A forensic crisis that hit the UK last year has resulted in more than 40 people having their criminal convictions overturned for drug-driving offences, the National Police Chiefs’ Council (NPCC) announced earlier this month.

It was revealed in November 2017 that alleged data manipulation by two employees at the forensic toxicology company Randox Testing Services (RTS) in Manchester had potentially compromised more than 10,500 criminal cases across 42 police forces. The two individuals implicated in the fraud were arrested and are on bail until 10 January 2019.

Beyond the dozens of prosecutions that were overturned, more than 50 drug-driving investigations have also been dropped. Overall, about 4000 RTS samples were resubmitted for retesting, 2700 cases have been re-analysed so far and roughly 2300 of those were determined not to require additional analysis. Approximately 4200 samples still await reanalysis, which is expected to be finished by the end of 2019.

‘Managing the process for retesting over 10,500 potentially affected cases has been a major national police operation,’ said James Vaughan, the NPCC’s lead for the forensic marketplace. The retesting has taken longer than anticipated because of ‘limited specialist and independent capacity within the forensic marketplace’.

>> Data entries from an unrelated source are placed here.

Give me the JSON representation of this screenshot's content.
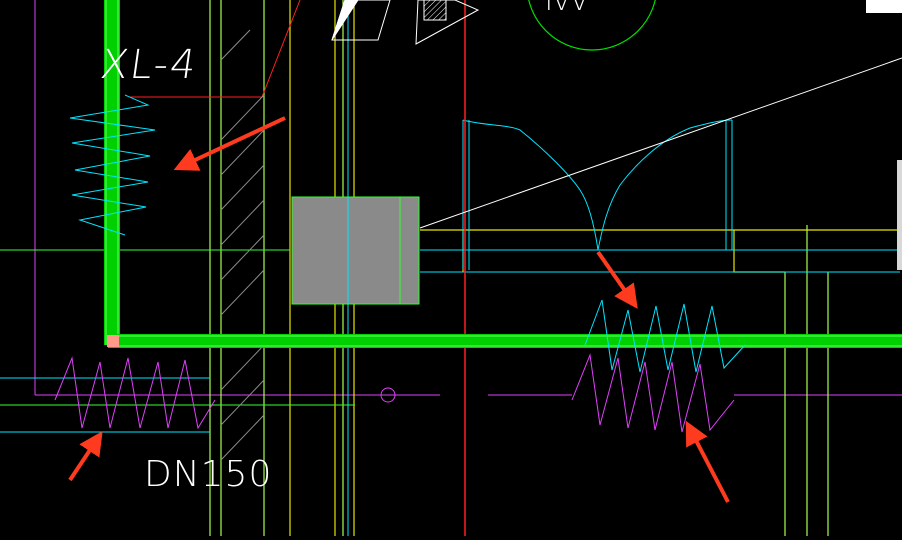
{
  "drawing": {
    "labels": {
      "riser_id": "XL-4",
      "pipe_size": "DN150"
    },
    "colors": {
      "background": "#000000",
      "thick_pipe": "#00e000",
      "thin_green": "#00ff00",
      "cyan": "#00e5ff",
      "magenta": "#e040fb",
      "yellow": "#e6e600",
      "red_line": "#ff0000",
      "white": "#ffffff",
      "gray_fill": "#8a8a8a",
      "annotation_arrow": "#ff3b1f",
      "light_green": "#a6ff4d",
      "hatch": "#9a9a9a"
    },
    "icons": [
      "break-symbol-cyan",
      "break-symbol-magenta",
      "annotation-arrow",
      "equipment-block"
    ]
  }
}
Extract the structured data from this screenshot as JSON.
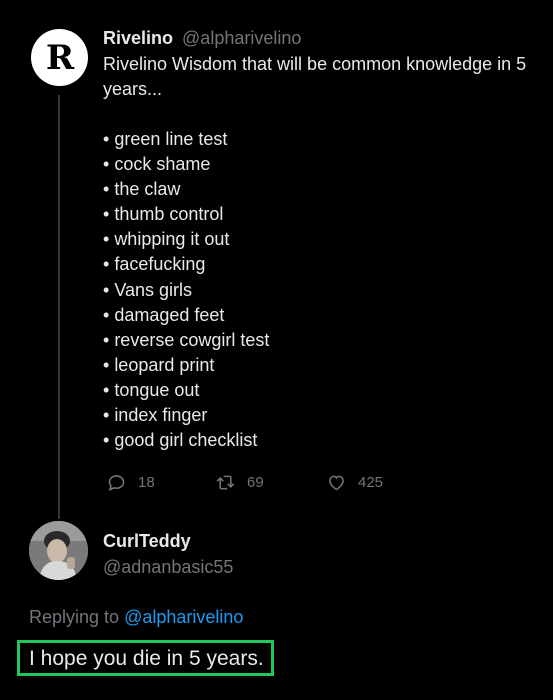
{
  "tweet": {
    "avatar_letter": "R",
    "display_name": "Rivelino",
    "handle": "@alpharivelino",
    "text": "Rivelino Wisdom that will be common knowledge in 5 years...",
    "bullets": [
      "green line test",
      "cock shame",
      "the claw",
      "thumb control",
      "whipping it out",
      "facefucking",
      "Vans girls",
      "damaged feet",
      "reverse cowgirl test",
      "leopard print",
      "tongue out",
      "index finger",
      "good girl checklist"
    ],
    "replies_count": "18",
    "retweets_count": "69",
    "likes_count": "425"
  },
  "reply": {
    "display_name": "CurlTeddy",
    "handle": "@adnanbasic55",
    "replying_to_label": "Replying to",
    "replying_to_handle": "@alpharivelino",
    "text": "I hope you die in 5 years.",
    "highlight_color": "#22c55e"
  },
  "colors": {
    "background": "#000000",
    "text": "#e7e9ea",
    "muted": "#71767b",
    "link": "#1d9bf0"
  },
  "icons": [
    "reply-icon",
    "retweet-icon",
    "like-icon"
  ]
}
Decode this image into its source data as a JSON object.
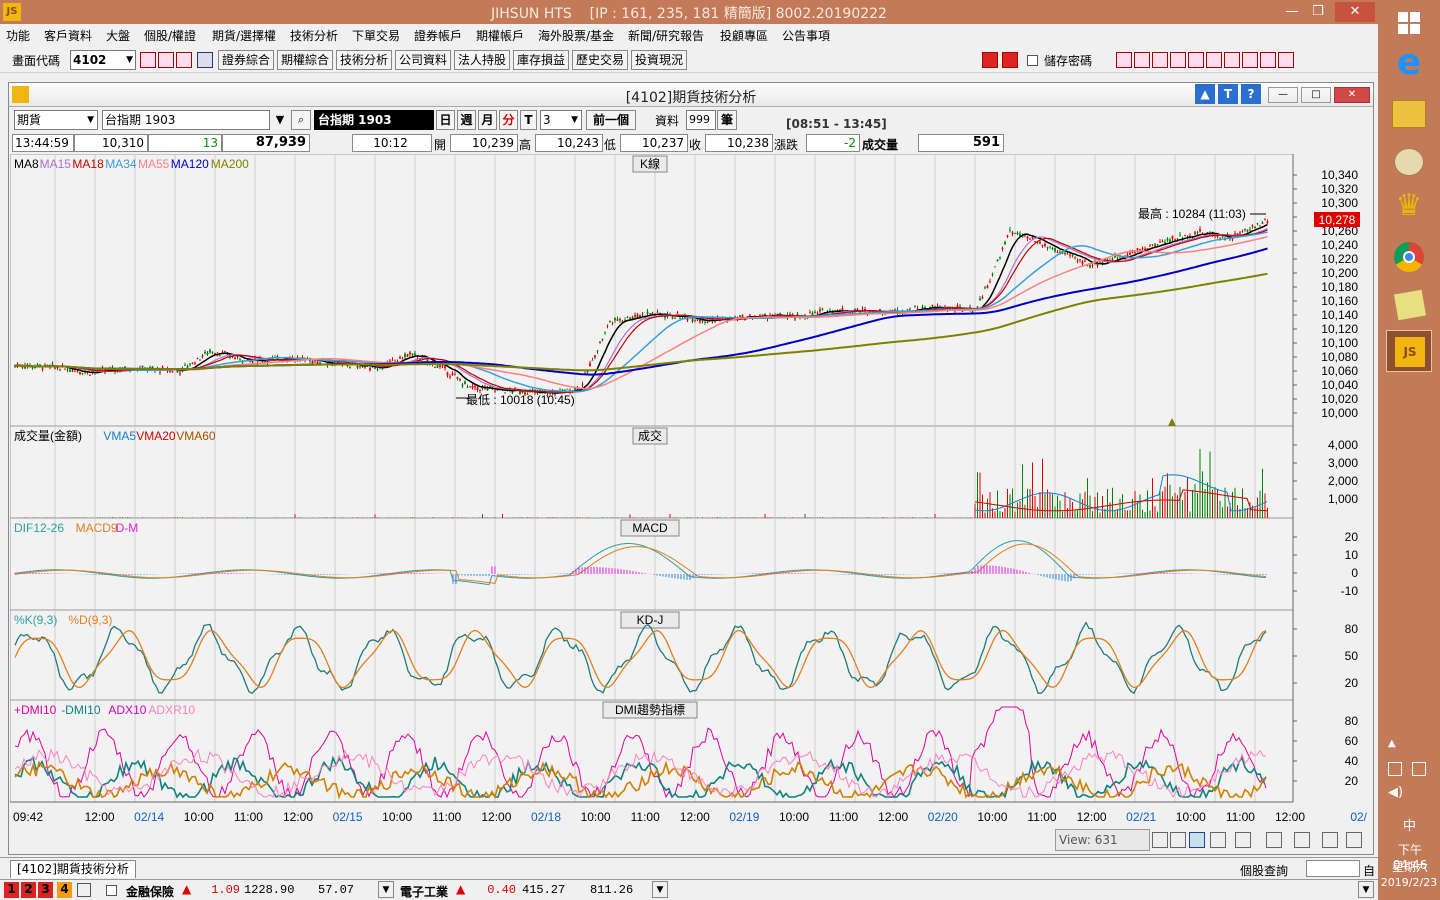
{
  "titlebar": {
    "app": "JIHSUN HTS",
    "info": "[IP : 161, 235, 181 精簡版] 8002.20190222"
  },
  "menu": [
    "功能",
    "客戶資料",
    "大盤",
    "個股/權證",
    "期貨/選擇權",
    "技術分析",
    "下單交易",
    "證券帳戶",
    "期權帳戶",
    "海外股票/基金",
    "新聞/研究報告",
    "投顧專區",
    "公告事項"
  ],
  "toolbar": {
    "code_label": "畫面代碼",
    "code_value": "4102",
    "buttons": [
      "證券綜合",
      "期權綜合",
      "技術分析",
      "公司資料",
      "法人持股",
      "庫存損益",
      "歷史交易",
      "投資現況"
    ],
    "save_pw": "儲存密碼"
  },
  "window": {
    "title": "[4102]期貨技術分析",
    "tab": "[4102]期貨技術分析"
  },
  "controls": {
    "type": "期貨",
    "symbol": "台指期 1903",
    "symbol_name": "台指期 1903",
    "periods": [
      "日",
      "週",
      "月",
      "分",
      "T"
    ],
    "interval": "3",
    "prev": "前一個",
    "data_label": "資料",
    "data_count": "999",
    "unit": "筆",
    "session": "[08:51 - 13:45]"
  },
  "quote": {
    "time": "13:44:59",
    "price": "10,310",
    "arrow": "▼",
    "change": "13",
    "volume": "87,939",
    "bar_time": "10:12",
    "open_label": "開",
    "open": "10,239",
    "high_label": "高",
    "high": "10,243",
    "low_label": "低",
    "low": "10,237",
    "close_label": "收",
    "close": "10,238",
    "chg_label": "漲跌",
    "chg": "-2",
    "vol_label": "成交量",
    "vol": "591"
  },
  "panels": {
    "k": {
      "title": "K線",
      "legend": [
        [
          "MA8",
          "#000000"
        ],
        [
          "MA15",
          "#b070d0"
        ],
        [
          "MA18",
          "#c00000"
        ],
        [
          "MA34",
          "#3a9fd8"
        ],
        [
          "MA55",
          "#ff8080"
        ],
        [
          "MA120",
          "#0000c0"
        ],
        [
          "MA200",
          "#808000"
        ]
      ],
      "high_note": "最高 : 10284 (11:03)",
      "low_note": "最低 : 10018 (10:45)",
      "last": "10,278",
      "yticks": [
        "10,340",
        "10,320",
        "10,300",
        "10,280",
        "10,260",
        "10,240",
        "10,220",
        "10,200",
        "10,180",
        "10,160",
        "10,140",
        "10,120",
        "10,100",
        "10,080",
        "10,060",
        "10,040",
        "10,020",
        "10,000"
      ]
    },
    "vol": {
      "title": "成交",
      "legend": [
        [
          "成交量(金額)",
          "#000000"
        ],
        [
          "VMA5",
          "#1080d0"
        ],
        [
          "VMA20",
          "#d00000"
        ],
        [
          "VMA60",
          "#a05000"
        ]
      ],
      "yticks": [
        "4,000",
        "3,000",
        "2,000",
        "1,000"
      ]
    },
    "macd": {
      "title": "MACD",
      "legend": [
        [
          "DIF12-26",
          "#30a0a0"
        ],
        [
          "MACD9",
          "#e08020"
        ],
        [
          "D-M",
          "#e020e0"
        ]
      ],
      "yticks": [
        "20",
        "10",
        "0",
        "-10"
      ]
    },
    "kd": {
      "title": "KD-J",
      "legend": [
        [
          "%K(9,3)",
          "#30a0a0"
        ],
        [
          "%D(9,3)",
          "#e08020"
        ]
      ],
      "yticks": [
        "80",
        "50",
        "20"
      ]
    },
    "dmi": {
      "title": "DMI趨勢指標",
      "legend": [
        [
          "+DMI10",
          "#e000a0"
        ],
        [
          "-DMI10",
          "#108080"
        ],
        [
          "ADX10",
          "#d000d0"
        ],
        [
          "ADXR10",
          "#ff80c0"
        ]
      ],
      "yticks": [
        "80",
        "60",
        "40",
        "20"
      ]
    }
  },
  "xaxis": [
    [
      "09:42",
      "#000"
    ],
    [
      "12:00",
      "#000"
    ],
    [
      "02/14",
      "#1060c0"
    ],
    [
      "10:00",
      "#000"
    ],
    [
      "11:00",
      "#000"
    ],
    [
      "12:00",
      "#000"
    ],
    [
      "02/15",
      "#1060c0"
    ],
    [
      "10:00",
      "#000"
    ],
    [
      "11:00",
      "#000"
    ],
    [
      "12:00",
      "#000"
    ],
    [
      "02/18",
      "#1060c0"
    ],
    [
      "10:00",
      "#000"
    ],
    [
      "11:00",
      "#000"
    ],
    [
      "12:00",
      "#000"
    ],
    [
      "02/19",
      "#1060c0"
    ],
    [
      "10:00",
      "#000"
    ],
    [
      "11:00",
      "#000"
    ],
    [
      "12:00",
      "#000"
    ],
    [
      "02/20",
      "#1060c0"
    ],
    [
      "10:00",
      "#000"
    ],
    [
      "11:00",
      "#000"
    ],
    [
      "12:00",
      "#000"
    ],
    [
      "02/21",
      "#1060c0"
    ],
    [
      "10:00",
      "#000"
    ],
    [
      "11:00",
      "#000"
    ],
    [
      "12:00",
      "#000"
    ],
    [
      "02/",
      "#1060c0"
    ]
  ],
  "view": {
    "label": "View:",
    "value": "631"
  },
  "bottom": {
    "quote_query": "個股查詢",
    "self": "自",
    "nums": [
      "1",
      "2",
      "3",
      "4"
    ],
    "t1_name": "金融保險",
    "t1_chg": "1.09",
    "t1_idx": "1228.90",
    "t1_val": "57.07",
    "t2_name": "電子工業",
    "t2_chg": "0.40",
    "t2_idx": "415.27",
    "t2_val": "811.26"
  },
  "taskbar": {
    "time": "下午 04:46",
    "weekday": "星期六",
    "date": "2019/2/23",
    "ime": "中"
  }
}
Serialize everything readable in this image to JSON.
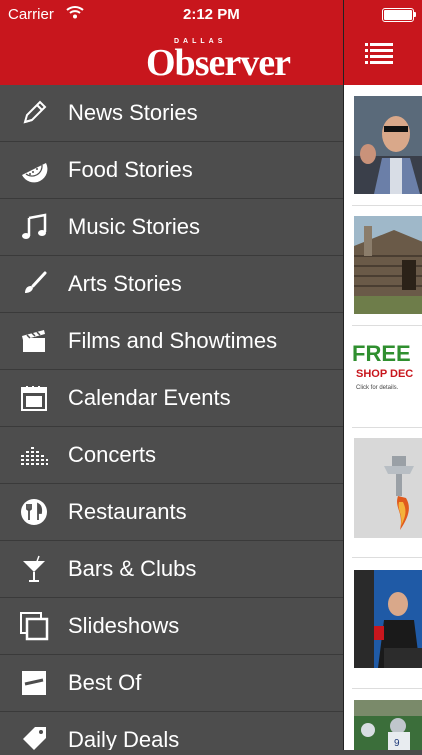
{
  "status_bar": {
    "carrier": "Carrier",
    "time": "2:12 PM"
  },
  "brand": {
    "logo_small": "DALLAS",
    "logo_main": "Observer",
    "accent": "#c8161d"
  },
  "menu": {
    "items": [
      {
        "label": "News Stories",
        "icon": "pencil-icon"
      },
      {
        "label": "Food Stories",
        "icon": "watermelon-icon"
      },
      {
        "label": "Music Stories",
        "icon": "music-note-icon"
      },
      {
        "label": "Arts Stories",
        "icon": "paintbrush-icon"
      },
      {
        "label": "Films and Showtimes",
        "icon": "clapperboard-icon"
      },
      {
        "label": "Calendar Events",
        "icon": "calendar-icon"
      },
      {
        "label": "Concerts",
        "icon": "equalizer-icon"
      },
      {
        "label": "Restaurants",
        "icon": "fork-knife-icon"
      },
      {
        "label": "Bars & Clubs",
        "icon": "cocktail-icon"
      },
      {
        "label": "Slideshows",
        "icon": "slideshow-icon"
      },
      {
        "label": "Best Of",
        "icon": "best-of-icon"
      },
      {
        "label": "Daily Deals",
        "icon": "tag-icon"
      }
    ]
  },
  "content": {
    "ad": {
      "headline": "FREE",
      "subline": "SHOP DEC",
      "small": "Click for details."
    }
  }
}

Randox said that by acting as the original whistleblower last year it has ‘set in train’ a process to review and improve forensic science across the UK. The company said it will pay £2.5 million to fund the NPCC retesting programme.